National Average of weekly attendance in evangelical protestant churches
According to the Hartford Institute of Religious Research, when surveys are conducted, 40% or so of Americans claim they attend church weekly. The reality, though, when churches are surveyed? Only 20% actually do. Having what limited tools I have, the 20% seems to be a decent number to arrive at concerning national weekly attendance of Americans (although, presumably, this number could be significantly lower for evangelical churches).
Let’s say this is true, but knowing that our area is predominantly catholic and that these numbers represent attendance in all religious services in America, let’s cut the 20% in half to 10% and ask this question: If the average weekly church attendance in America is 89 per church, and 20% of Americans attend church weekly, but we want to see 10% of the Jersey Shore attend evangelical services and identify themselves as “born again” in Christ - just how many churches would it take, if each one was around 89 people, to reach that 10% number?
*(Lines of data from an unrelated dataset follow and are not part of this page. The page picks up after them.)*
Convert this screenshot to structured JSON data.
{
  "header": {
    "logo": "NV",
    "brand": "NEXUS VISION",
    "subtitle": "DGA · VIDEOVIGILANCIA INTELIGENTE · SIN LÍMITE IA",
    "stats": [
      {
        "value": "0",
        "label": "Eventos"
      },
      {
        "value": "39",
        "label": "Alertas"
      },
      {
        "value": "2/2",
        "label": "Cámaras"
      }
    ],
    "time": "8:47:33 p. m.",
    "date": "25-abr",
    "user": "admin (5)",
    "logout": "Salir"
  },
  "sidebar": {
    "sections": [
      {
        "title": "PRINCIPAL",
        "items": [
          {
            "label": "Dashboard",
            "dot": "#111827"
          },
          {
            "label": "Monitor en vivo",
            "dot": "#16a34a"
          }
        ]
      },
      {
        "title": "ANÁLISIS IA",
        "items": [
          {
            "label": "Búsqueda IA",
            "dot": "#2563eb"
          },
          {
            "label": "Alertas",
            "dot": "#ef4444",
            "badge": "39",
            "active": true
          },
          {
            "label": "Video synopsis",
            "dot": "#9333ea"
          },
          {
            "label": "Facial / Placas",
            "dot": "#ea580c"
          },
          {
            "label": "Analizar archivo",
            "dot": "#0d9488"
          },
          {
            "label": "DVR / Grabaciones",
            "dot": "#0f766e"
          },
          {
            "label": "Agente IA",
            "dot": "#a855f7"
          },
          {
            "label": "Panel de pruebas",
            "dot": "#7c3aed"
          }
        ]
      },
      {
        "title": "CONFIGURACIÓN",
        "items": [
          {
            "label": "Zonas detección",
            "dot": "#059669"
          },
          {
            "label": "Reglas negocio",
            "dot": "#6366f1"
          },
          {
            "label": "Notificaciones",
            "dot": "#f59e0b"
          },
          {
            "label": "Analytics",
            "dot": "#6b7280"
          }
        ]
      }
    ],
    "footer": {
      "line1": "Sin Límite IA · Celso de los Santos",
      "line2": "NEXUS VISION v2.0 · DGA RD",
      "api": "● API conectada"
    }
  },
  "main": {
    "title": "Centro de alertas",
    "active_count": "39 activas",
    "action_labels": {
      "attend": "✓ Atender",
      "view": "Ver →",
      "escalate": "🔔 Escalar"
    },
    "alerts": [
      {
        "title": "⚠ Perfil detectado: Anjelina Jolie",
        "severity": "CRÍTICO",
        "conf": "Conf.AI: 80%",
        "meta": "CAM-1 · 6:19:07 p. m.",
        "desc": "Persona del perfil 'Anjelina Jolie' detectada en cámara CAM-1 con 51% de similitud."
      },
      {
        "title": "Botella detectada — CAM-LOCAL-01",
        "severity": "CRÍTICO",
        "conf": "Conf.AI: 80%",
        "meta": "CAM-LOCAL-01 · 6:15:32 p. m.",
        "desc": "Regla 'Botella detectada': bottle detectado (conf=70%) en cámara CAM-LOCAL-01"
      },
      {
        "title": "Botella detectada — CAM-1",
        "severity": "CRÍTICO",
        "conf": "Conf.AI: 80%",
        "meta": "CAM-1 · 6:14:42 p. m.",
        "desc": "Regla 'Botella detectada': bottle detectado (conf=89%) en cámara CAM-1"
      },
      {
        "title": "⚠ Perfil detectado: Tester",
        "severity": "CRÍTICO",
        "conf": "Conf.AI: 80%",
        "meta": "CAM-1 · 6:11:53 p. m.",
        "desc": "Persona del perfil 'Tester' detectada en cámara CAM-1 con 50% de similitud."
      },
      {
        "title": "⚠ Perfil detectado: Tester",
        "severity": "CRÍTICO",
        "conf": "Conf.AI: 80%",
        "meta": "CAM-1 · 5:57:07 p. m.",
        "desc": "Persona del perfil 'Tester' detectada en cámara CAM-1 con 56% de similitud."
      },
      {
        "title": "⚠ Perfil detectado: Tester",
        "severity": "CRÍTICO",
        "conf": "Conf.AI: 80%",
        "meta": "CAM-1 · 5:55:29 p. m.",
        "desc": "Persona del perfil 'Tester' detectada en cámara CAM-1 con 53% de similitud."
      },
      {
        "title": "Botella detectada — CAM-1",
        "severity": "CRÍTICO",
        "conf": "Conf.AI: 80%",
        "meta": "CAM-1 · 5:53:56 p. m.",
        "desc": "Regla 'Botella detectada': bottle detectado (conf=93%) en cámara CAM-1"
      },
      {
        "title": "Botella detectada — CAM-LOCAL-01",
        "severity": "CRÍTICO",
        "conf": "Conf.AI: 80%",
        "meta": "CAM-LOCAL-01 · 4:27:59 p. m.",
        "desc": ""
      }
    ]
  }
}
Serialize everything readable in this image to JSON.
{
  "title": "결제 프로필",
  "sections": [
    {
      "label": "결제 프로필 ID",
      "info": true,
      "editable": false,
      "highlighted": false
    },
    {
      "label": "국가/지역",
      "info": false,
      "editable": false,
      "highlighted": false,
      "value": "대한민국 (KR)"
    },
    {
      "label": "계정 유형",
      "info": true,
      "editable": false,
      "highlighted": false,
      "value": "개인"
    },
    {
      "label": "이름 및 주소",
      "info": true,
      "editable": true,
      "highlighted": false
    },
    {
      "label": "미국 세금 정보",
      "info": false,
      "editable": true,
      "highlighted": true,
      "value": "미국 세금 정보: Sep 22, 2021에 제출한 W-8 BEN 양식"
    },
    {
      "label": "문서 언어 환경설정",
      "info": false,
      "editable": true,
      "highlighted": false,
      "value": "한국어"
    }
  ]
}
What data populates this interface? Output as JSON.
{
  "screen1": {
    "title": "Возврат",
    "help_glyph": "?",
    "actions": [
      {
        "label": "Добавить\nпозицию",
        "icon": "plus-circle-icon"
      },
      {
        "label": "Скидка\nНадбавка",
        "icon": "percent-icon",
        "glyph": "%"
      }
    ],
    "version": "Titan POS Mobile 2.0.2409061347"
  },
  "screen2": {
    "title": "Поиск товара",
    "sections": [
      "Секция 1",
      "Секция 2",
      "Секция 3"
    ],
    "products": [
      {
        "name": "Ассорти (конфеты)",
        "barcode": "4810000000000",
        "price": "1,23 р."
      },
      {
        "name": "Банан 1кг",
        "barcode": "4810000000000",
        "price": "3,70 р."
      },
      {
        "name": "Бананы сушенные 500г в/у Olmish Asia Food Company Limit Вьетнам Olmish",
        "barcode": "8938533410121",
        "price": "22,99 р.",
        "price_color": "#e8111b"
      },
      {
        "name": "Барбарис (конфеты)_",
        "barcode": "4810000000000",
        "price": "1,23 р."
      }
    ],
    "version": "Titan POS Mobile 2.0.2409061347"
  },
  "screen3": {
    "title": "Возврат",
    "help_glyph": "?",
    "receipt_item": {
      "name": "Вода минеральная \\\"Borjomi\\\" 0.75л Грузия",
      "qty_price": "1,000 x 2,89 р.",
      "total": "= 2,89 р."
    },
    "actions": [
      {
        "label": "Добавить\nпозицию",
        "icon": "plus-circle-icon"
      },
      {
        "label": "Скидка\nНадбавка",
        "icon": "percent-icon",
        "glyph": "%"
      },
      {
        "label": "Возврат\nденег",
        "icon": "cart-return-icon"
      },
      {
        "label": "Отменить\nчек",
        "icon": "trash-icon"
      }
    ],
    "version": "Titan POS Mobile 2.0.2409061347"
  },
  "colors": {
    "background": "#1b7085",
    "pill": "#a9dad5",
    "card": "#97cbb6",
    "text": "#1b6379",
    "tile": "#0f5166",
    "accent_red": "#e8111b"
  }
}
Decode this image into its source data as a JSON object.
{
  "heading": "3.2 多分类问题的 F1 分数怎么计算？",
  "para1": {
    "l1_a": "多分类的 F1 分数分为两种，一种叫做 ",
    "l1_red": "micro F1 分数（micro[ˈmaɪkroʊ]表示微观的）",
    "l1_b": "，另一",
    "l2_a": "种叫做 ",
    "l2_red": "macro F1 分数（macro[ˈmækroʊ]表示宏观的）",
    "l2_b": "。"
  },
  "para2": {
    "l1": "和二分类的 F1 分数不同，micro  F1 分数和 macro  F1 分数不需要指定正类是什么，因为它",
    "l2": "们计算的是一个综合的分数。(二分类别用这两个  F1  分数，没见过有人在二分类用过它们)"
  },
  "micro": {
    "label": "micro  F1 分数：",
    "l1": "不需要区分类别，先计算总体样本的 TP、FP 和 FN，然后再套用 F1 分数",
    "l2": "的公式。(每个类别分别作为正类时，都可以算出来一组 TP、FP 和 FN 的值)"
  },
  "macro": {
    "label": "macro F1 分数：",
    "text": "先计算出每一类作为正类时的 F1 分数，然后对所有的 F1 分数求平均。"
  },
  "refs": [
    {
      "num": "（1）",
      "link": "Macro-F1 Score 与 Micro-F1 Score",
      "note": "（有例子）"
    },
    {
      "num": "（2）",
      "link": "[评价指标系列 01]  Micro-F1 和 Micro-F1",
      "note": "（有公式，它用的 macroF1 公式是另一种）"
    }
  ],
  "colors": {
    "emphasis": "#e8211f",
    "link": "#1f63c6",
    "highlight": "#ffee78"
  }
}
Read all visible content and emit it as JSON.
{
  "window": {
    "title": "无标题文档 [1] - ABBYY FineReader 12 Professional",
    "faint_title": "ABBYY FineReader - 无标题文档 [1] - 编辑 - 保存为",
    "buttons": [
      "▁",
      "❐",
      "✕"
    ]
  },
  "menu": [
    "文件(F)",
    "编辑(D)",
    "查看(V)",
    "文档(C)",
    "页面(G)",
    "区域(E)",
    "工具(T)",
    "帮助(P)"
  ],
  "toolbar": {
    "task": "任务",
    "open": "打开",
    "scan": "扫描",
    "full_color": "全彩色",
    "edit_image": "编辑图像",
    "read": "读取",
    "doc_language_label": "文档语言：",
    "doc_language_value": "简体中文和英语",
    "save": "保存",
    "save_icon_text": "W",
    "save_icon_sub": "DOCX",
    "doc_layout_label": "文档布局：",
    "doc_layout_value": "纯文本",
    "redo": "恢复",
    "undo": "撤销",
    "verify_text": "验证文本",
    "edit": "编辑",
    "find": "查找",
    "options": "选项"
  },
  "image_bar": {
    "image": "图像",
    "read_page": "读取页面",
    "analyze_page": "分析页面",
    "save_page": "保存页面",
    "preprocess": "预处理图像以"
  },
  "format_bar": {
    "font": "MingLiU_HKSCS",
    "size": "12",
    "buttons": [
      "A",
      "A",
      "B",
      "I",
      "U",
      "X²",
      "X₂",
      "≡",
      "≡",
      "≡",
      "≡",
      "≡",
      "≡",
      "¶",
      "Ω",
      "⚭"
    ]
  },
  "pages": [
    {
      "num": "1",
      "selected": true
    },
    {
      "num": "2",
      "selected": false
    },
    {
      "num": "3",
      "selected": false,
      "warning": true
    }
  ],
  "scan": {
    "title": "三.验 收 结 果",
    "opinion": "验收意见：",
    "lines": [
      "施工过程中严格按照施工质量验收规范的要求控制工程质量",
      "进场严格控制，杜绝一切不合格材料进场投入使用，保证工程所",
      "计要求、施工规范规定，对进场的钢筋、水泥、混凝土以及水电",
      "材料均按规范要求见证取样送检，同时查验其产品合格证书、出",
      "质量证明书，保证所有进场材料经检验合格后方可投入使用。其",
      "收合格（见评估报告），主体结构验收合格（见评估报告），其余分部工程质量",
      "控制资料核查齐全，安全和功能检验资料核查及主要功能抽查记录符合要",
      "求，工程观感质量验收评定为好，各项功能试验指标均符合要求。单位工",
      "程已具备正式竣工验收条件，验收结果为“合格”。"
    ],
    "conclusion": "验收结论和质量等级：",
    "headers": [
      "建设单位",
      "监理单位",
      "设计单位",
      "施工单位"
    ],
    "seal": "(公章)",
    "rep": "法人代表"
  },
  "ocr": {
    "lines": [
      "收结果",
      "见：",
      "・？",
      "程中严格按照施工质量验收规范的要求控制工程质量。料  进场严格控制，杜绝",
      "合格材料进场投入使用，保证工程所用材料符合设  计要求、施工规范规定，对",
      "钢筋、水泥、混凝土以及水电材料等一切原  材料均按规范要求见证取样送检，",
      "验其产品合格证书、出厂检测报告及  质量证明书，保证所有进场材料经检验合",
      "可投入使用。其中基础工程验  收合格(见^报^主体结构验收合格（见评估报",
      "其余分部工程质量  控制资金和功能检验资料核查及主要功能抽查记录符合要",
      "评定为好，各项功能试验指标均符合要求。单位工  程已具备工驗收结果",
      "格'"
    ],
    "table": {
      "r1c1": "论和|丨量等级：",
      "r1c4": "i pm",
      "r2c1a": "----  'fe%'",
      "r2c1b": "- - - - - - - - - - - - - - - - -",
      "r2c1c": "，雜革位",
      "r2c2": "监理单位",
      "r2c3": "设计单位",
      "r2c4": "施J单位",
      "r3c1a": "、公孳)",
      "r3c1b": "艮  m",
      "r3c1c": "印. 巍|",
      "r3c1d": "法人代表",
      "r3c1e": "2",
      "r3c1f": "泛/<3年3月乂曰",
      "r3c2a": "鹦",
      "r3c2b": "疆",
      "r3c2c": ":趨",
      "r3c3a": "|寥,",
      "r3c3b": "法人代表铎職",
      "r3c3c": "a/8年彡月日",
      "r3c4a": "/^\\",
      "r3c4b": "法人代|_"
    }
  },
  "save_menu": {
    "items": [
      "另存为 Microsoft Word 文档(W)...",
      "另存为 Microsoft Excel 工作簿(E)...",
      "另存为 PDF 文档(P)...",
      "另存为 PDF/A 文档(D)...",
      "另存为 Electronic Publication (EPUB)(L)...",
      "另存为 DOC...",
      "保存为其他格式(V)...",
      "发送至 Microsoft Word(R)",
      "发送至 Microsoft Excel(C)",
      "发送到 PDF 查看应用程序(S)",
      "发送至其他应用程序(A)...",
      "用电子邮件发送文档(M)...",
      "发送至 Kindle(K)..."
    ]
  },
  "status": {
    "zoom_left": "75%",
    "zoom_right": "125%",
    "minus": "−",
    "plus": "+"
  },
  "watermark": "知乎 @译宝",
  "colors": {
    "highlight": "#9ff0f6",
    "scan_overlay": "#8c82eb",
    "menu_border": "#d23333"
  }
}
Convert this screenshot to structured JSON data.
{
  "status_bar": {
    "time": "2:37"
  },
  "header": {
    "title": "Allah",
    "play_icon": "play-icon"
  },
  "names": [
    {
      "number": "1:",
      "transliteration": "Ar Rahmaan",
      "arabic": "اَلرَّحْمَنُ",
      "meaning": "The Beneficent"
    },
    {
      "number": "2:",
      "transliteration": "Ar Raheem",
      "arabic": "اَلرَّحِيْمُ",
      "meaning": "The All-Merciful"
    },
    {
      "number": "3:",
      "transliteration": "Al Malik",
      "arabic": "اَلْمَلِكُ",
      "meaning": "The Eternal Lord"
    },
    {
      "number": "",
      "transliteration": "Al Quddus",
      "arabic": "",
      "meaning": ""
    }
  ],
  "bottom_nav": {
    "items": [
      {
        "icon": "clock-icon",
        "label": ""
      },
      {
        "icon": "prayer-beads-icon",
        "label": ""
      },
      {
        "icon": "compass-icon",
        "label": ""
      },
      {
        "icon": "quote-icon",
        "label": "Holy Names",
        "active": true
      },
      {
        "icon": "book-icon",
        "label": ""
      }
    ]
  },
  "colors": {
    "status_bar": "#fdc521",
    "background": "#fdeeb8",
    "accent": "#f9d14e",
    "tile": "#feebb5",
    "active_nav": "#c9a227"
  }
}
It would take 732 churches. We are currently at/around 163.
So just to see 10% become a reality, we would need to plant 569 MORE churches.
What does this mean for Redeemer Fellowship? And not just for Redeemer Fellowship, but for all the evangelical churches around us? I think it means a few things:
PLANT MORE CHURCHES
We must plant more churches. Period. If we only focus on each of our little churches and pretend like we are enough to reach our area, we are fooling ourselves. There is a massive amount of work to do, and it is largely undone.
Churches cannot be threatened by one another, but rather we must rejoice that we each exist! We must work together, and not participate in shuffling Christians around at these churches but rather seek to grow our churches by conversion growth. We must seek to have all our members be missionaries in their neighborhoods and workplaces.
We must realize that the place where we must devote the majority of our money for missions should no longer be international missions - because right here, in North America and in our very backyard, the vast majority do not know Jesus as their Lord and Savior.
May we see a movement of churches planting churches expand and spread on the Jersey Shore!
More in Blog
April 4, 2019Don’t Hide from the Big Questions: Christianity’s answer to the very meaning of life
March 16, 2019Growing this Church Plant 17th Century Style: The Power of Community, Prayer and Service
December 29, 2018My Year in Books: 2018